In light of concerns about potential layoffs and/or furloughs facing the Hawaii Department of Agriculture, Mayor Tavares has organized a group of individuals to bring the most up-to-date information to various Maui communities. The Mayor feels this is an important investment of our time because the decisions that are ultimately made will impact all of us to varying degrees.

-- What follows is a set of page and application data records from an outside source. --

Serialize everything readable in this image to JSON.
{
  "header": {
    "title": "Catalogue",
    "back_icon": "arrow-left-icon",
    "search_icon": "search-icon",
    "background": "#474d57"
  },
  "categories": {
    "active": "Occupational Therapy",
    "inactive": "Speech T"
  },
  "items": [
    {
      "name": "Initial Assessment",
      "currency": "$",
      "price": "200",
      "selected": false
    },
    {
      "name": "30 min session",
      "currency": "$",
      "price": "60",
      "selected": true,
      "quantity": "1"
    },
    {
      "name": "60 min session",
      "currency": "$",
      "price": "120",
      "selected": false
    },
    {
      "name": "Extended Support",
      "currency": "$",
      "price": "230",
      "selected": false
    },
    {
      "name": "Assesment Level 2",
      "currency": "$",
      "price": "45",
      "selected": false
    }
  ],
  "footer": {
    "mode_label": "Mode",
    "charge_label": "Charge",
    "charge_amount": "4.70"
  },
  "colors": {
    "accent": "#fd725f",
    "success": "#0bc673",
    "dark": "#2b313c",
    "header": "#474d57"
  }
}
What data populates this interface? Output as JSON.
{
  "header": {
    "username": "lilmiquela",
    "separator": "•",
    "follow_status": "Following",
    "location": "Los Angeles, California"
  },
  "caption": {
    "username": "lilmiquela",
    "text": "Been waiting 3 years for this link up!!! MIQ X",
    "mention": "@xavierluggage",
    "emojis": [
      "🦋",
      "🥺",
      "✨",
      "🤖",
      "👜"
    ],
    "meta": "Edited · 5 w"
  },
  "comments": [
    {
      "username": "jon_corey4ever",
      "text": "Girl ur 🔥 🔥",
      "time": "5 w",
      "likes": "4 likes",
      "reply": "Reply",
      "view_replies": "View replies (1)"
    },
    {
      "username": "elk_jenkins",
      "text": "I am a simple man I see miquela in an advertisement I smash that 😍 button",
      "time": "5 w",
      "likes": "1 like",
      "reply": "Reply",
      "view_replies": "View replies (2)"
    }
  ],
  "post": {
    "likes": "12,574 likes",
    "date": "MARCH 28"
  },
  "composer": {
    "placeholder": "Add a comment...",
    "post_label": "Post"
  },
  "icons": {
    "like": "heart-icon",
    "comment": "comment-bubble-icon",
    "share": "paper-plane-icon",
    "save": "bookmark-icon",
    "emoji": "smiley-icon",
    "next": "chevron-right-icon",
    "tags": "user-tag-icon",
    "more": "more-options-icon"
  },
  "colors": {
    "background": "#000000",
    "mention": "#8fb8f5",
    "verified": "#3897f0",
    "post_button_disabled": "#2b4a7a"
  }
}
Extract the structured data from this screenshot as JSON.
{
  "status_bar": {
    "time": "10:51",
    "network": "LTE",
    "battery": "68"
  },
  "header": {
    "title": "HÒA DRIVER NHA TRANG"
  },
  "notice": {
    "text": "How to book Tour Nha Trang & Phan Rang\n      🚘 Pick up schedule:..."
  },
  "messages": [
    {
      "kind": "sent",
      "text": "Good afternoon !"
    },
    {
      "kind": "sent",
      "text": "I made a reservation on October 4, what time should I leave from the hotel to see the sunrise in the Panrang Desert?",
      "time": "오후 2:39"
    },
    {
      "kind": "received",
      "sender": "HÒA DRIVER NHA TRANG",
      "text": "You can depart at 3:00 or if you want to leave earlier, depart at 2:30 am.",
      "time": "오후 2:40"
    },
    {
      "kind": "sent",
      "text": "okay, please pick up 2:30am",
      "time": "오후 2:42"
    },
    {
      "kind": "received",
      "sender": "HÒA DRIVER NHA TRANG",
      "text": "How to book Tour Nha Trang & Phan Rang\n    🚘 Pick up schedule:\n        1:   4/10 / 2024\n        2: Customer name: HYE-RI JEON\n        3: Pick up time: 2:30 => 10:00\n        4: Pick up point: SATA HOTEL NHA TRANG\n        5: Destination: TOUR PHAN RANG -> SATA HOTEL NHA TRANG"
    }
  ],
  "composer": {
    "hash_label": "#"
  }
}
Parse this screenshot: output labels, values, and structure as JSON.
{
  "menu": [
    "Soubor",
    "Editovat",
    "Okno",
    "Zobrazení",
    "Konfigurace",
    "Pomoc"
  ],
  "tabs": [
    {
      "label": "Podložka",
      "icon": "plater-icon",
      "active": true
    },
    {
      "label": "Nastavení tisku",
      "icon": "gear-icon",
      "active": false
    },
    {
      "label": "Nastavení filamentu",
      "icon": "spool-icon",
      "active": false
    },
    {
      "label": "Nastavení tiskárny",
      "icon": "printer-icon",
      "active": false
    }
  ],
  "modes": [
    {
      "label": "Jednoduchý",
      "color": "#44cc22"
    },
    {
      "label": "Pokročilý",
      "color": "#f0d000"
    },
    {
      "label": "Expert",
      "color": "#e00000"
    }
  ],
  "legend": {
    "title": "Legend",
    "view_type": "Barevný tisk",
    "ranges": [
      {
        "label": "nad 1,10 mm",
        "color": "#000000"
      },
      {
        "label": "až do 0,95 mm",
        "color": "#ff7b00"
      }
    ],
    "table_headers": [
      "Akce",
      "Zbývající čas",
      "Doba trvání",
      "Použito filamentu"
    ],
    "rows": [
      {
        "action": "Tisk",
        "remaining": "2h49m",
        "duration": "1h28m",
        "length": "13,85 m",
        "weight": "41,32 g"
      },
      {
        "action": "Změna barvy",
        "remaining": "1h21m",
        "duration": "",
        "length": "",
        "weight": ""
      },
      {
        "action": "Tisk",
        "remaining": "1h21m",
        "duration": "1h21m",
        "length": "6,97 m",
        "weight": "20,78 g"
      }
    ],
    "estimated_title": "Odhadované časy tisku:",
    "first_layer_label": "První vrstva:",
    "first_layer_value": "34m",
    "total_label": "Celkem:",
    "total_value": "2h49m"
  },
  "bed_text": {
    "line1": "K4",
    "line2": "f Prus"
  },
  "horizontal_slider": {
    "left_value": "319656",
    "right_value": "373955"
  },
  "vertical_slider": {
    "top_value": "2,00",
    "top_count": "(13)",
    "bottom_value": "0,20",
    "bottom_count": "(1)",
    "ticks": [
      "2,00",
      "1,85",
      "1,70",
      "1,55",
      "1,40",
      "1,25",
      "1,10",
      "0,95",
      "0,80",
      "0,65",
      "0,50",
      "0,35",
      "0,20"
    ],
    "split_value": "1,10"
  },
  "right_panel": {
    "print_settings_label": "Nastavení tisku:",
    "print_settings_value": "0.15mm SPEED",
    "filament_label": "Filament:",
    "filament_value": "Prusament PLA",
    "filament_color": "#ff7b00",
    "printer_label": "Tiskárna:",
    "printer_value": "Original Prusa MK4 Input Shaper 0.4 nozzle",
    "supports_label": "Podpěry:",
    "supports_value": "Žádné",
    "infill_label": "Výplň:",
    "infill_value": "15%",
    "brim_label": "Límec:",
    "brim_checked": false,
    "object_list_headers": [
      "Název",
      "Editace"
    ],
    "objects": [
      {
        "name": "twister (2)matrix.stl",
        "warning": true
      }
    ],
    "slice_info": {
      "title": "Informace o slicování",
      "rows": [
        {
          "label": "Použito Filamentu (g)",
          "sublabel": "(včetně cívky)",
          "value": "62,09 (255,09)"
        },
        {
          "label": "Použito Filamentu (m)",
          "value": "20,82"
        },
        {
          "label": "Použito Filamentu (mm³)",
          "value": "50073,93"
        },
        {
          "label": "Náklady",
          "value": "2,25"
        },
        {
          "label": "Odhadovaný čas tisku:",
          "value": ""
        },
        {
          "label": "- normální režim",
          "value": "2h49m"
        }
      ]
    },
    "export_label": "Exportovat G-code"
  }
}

A shortage of agricultural inspectors could pose a host of threats to our environment, agriculture industry, tourism, and public health and safety.
The group of presenters include Anna Mae Shishido – Maui County Supervisor of the Department of Agriculture’s Plant Quarantine Branch, Warren Watanabe – Executive Director of the Maui County Farm Bureau, Teya Penniman – Manager of the Maui Invasive Species Committee, and myself.
The Kula Community Association has graciously agreed to host our group at its next meeting, which will be open to its entire membership and the community-at-large. It will be held at the Kula Elementary School cafeteria on Tuesday, October 6th, starting at 6:00 p.m.
Please join us if you can and feel free to invite your family, friends, neighbors, and co-workers to this very important meeting. We will provide you with the most current information and let you know how to stay informed about this issue and what you can do to help out.
Office of the Mayor
County of Maui
200 South High Street, 9th Floor
Wailuku, Hawai`i 96793
Telephone (808) 270-8299
Fax (808) 270-7870
A national panel criticizes the USDA’s scientific research on the light brown apple moth but affirms the agency’s power to start another round of aerial spraying.
As expected, a panel from the National Academy of Sciences said on Monday that the government has the legal authority to embark on a massive new eradication effort against the light brown apple moth, thereby opening the door for another round of aerial pesticide spraying. But the panel also criticized the United States Department of Agriculture for engaging in shoddy science to substantiate its war on the moth.
The 21-page report came in response to petitions submitted by opponents of the government’s extermination plans. They had asked the USDA to reclassify the light brown apple moth from being a major pest to one that could be easily controlled by farmers. Such a move would have prohibited aerial spraying or other major eradication efforts that the government is now planning.
Opponents believe the USDA and state officials have severely overstated the threats posed by the moth, and have noted that it has lived for more than one hundred years in Australia, New Zealand, and Hawaii without causing serious, sustained damage to crops or native plants and trees. The USDA, nonetheless, believes the moth will destroy large swaths of cropland throughout California and much of the southern United States. The agency also considers it a serious threat to native redwood and pine forests.
Agricultural groups fear state layoffs will backlog shipments
POSTED: 01:30 a.m. HST, Sep 08, 2009
Agricultural industry executives worry that Hawaii businesses will wither on the vine and incoming food will rot on the docks if the state goes through with massive layoffs of agriculture inspectors.
Plans call for laying off 50 of the state’s 78 agriculture inspectors, 64 percent of that specialized work force.
Diminished inspection capacity could also cost hundreds of millions of dollars each year if additional invasive species get established, industry officials say.
State inspectors both certify products to be exported out of Hawaii and inspect food and plants being imported into the state.